Letting Children Fly (Or Not)

Christmas Day started out real laid back … just meandering through the hours … because someone else was fixing Christmas dinner.  Time for phone calls to loved ones and visits with neighbors.  Lots of reminiscing.  Even a Facebook post or two.

Then came a long drive south.  Everyone else on the road was apparently frantic to reach their destinations, if I count the number of times I was cut off in traffic.  But then, South Florida drivers are notorious for that, no matter which day of year.

I was greeted by my hosts with the normal warm, loving hugs and a glass of fine white wine.  Dinner preparations were under control so we could relax out in the garden and just talk.  It was a “grown ups” day.

But in the background, the hosts’ daughter was madly packing up her car, plus her parents’ Hummer, with all her worldly possessions.  At dawn, they’d begin their drive across country to where she had taken a new job.

Her mother told me her daughter had broken down a couple of times, but that she had told her the story about not pursuing her own dreams when she was young and how that always left a question mark in her mind.  So, although she’d miss her daughter terribly, she knew the right thing was to encourage her to go.

That wasn’t an easy thing to do.  Their family is extremely close and their kids, while all living away from home, feel no need to move far away.  In fact, some even work in the family business.  But this was their youngest, and she was ready to go spread her wings and fly.

Or was she?

One by one we’d stroll back to her bedroom and give her little pep talks to help her overcome what we could see was her growing hesitation.  Her grateful smiles but soft “I don’t know” could be read however you wanted.

Just as dinner was about to be served, she announced she wouldn’t be eating with us, but instead wanted to go see her lifelong friends one last time.  She was reminded to get home “early” … and that meant before 5 a.m. when the little procession of cars would be pulling out.  She kissed everyone and floated off.

Christmas dinner was delicious, the result of lots of experimenting with new recipes, all of it successful.  As the evening wound down, I bundled up and left on my long drive home.

In the car I had a funny feeling that the “procession” wouldn’t be leaving the next morning.  But when I called to say that I had gotten home safely, I didn’t mention it.

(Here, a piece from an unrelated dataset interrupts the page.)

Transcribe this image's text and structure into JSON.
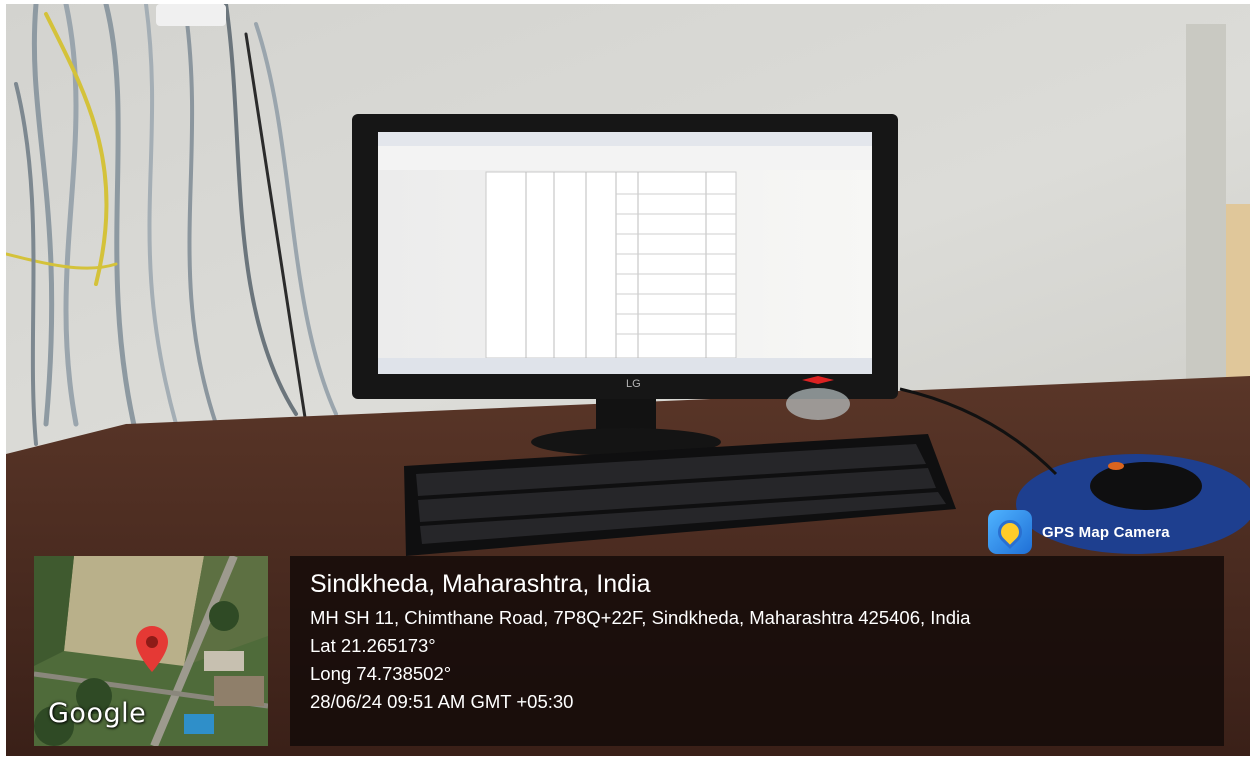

I wasn’t surprised to get an email early next morning saying that their daughter canceled the trip.  She had decided she wasn’t ready to move away.

As I sat sipping my first cup of coffee, I thought about the whole scenario.  It’s so natural for us to want to assign “right” or “wrong” to events.  But this is one case where there isn’t one.

Sometimes in our lives, we just need to go with our gut.  And our heart.

There’s always another day.